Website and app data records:

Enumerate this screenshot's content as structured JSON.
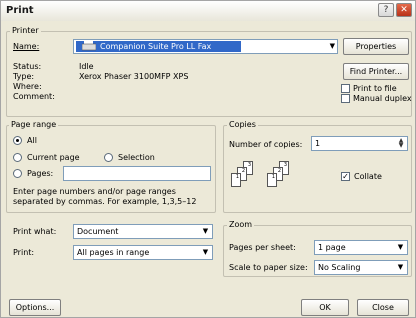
{
  "window": {
    "title": "Print"
  },
  "printer": {
    "group_label": "Printer",
    "name_label": "Name:",
    "selected": "Companion Suite Pro LL Fax",
    "properties": "Properties",
    "status_label": "Status:",
    "status_value": "Idle",
    "type_label": "Type:",
    "type_value": "Xerox Phaser 3100MFP XPS",
    "where_label": "Where:",
    "comment_label": "Comment:",
    "find_printer": "Find Printer...",
    "print_to_file": "Print to file",
    "manual_duplex": "Manual duplex"
  },
  "page_range": {
    "group_label": "Page range",
    "all": "All",
    "current_page": "Current page",
    "selection": "Selection",
    "pages": "Pages:",
    "hint_line1": "Enter page numbers and/or page ranges",
    "hint_line2": "separated by commas.  For example, 1,3,5–12"
  },
  "copies": {
    "group_label": "Copies",
    "number_label": "Number of copies:",
    "number_value": "1",
    "collate": "Collate"
  },
  "print_what": {
    "label": "Print what:",
    "value": "Document"
  },
  "print_range": {
    "label": "Print:",
    "value": "All pages in range"
  },
  "zoom": {
    "group_label": "Zoom",
    "pages_label": "Pages per sheet:",
    "pages_value": "1 page",
    "scale_label": "Scale to paper size:",
    "scale_value": "No Scaling"
  },
  "footer": {
    "options": "Options...",
    "ok": "OK",
    "close": "Close"
  },
  "collate_pages": [
    "3",
    "2",
    "1",
    "3",
    "2",
    "1"
  ]
}
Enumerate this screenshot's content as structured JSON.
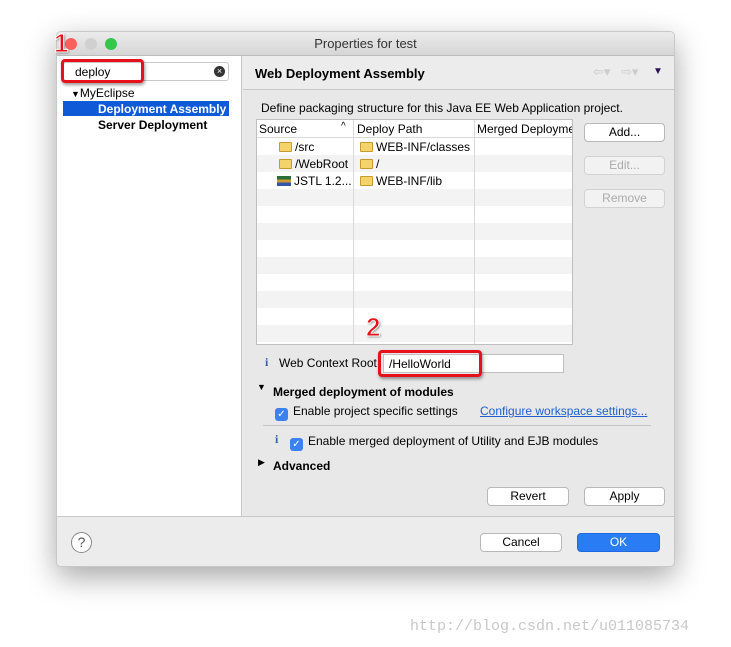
{
  "window": {
    "title": "Properties for test"
  },
  "filter": {
    "value": "deploy"
  },
  "tree": {
    "root": "MyEclipse",
    "items": [
      "Deployment Assembly",
      "Server Deployment"
    ]
  },
  "page": {
    "title": "Web Deployment Assembly",
    "description": "Define packaging structure for this Java EE Web Application project."
  },
  "table": {
    "headers": [
      "Source",
      "Deploy Path",
      "Merged Deployme"
    ],
    "rows": [
      {
        "source": "/src",
        "path": "WEB-INF/classes",
        "merged": ""
      },
      {
        "source": "/WebRoot",
        "path": "/",
        "merged": ""
      },
      {
        "source": "JSTL 1.2...",
        "path": "WEB-INF/lib",
        "merged": ""
      }
    ]
  },
  "buttons": {
    "add": "Add...",
    "edit": "Edit...",
    "remove": "Remove",
    "revert": "Revert",
    "apply": "Apply",
    "cancel": "Cancel",
    "ok": "OK"
  },
  "context_root": {
    "label": "Web Context Root:",
    "value": "/HelloWorld"
  },
  "merged": {
    "title": "Merged deployment of modules",
    "enable_project": "Enable project specific settings",
    "configure_link": "Configure workspace settings...",
    "enable_merged": "Enable merged deployment of Utility and EJB modules"
  },
  "advanced": {
    "title": "Advanced"
  },
  "annotations": {
    "one": "1",
    "two": "2"
  },
  "watermark": "http://blog.csdn.net/u011085734",
  "colors": {
    "selection": "#0f5ad7",
    "ok": "#2a7cf5",
    "link": "#1f5fd0",
    "annotation": "#e8101a"
  }
}
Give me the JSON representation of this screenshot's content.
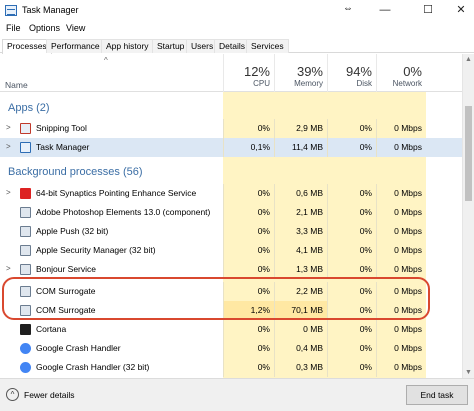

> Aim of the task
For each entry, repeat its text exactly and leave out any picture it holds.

> Answer box
Enumerate this screenshot's content as structured JSON.
{
  "window": {
    "title": "Print"
  },
  "printer": {
    "group_label": "Printer",
    "name_label": "Name:",
    "selected": "Companion Suite Pro LL Fax",
    "properties": "Properties",
    "status_label": "Status:",
    "status_value": "Idle",
    "type_label": "Type:",
    "type_value": "Xerox Phaser 3100MFP XPS",
    "where_label": "Where:",
    "comment_label": "Comment:",
    "find_printer": "Find Printer...",
    "print_to_file": "Print to file",
    "manual_duplex": "Manual duplex"
  },
  "page_range": {
    "group_label": "Page range",
    "all": "All",
    "current_page": "Current page",
    "selection": "Selection",
    "pages": "Pages:",
    "hint_line1": "Enter page numbers and/or page ranges",
    "hint_line2": "separated by commas.  For example, 1,3,5–12"
  },
  "copies": {
    "group_label": "Copies",
    "number_label": "Number of copies:",
    "number_value": "1",
    "collate": "Collate"
  },
  "print_what": {
    "label": "Print what:",
    "value": "Document"
  },
  "print_range": {
    "label": "Print:",
    "value": "All pages in range"
  },
  "zoom": {
    "group_label": "Zoom",
    "pages_label": "Pages per sheet:",
    "pages_value": "1 page",
    "scale_label": "Scale to paper size:",
    "scale_value": "No Scaling"
  },
  "footer": {
    "options": "Options...",
    "ok": "OK",
    "close": "Close"
  },
  "collate_pages": [
    "3",
    "2",
    "1",
    "3",
    "2",
    "1"
  ]
}
Enumerate this screenshot's content as structured JSON.
{
  "window": {
    "title": "Properties for test"
  },
  "filter": {
    "value": "deploy"
  },
  "tree": {
    "root": "MyEclipse",
    "items": [
      "Deployment Assembly",
      "Server Deployment"
    ]
  },
  "page": {
    "title": "Web Deployment Assembly",
    "description": "Define packaging structure for this Java EE Web Application project."
  },
  "table": {
    "headers": [
      "Source",
      "Deploy Path",
      "Merged Deployme"
    ],
    "rows": [
      {
        "source": "/src",
        "path": "WEB-INF/classes",
        "merged": ""
      },
      {
        "source": "/WebRoot",
        "path": "/",
        "merged": ""
      },
      {
        "source": "JSTL 1.2...",
        "path": "WEB-INF/lib",
        "merged": ""
      }
    ]
  },
  "buttons": {
    "add": "Add...",
    "edit": "Edit...",
    "remove": "Remove",
    "revert": "Revert",
    "apply": "Apply",
    "cancel": "Cancel",
    "ok": "OK"
  },
  "context_root": {
    "label": "Web Context Root:",
    "value": "/HelloWorld"
  },
  "merged": {
    "title": "Merged deployment of modules",
    "enable_project": "Enable project specific settings",
    "configure_link": "Configure workspace settings...",
    "enable_merged": "Enable merged deployment of Utility and EJB modules"
  },
  "advanced": {
    "title": "Advanced"
  },
  "annotations": {
    "one": "1",
    "two": "2"
  },
  "watermark": "http://blog.csdn.net/u011085734",
  "colors": {
    "selection": "#0f5ad7",
    "ok": "#2a7cf5",
    "link": "#1f5fd0",
    "annotation": "#e8101a"
  }
}
Give me the JSON representation of this screenshot's content.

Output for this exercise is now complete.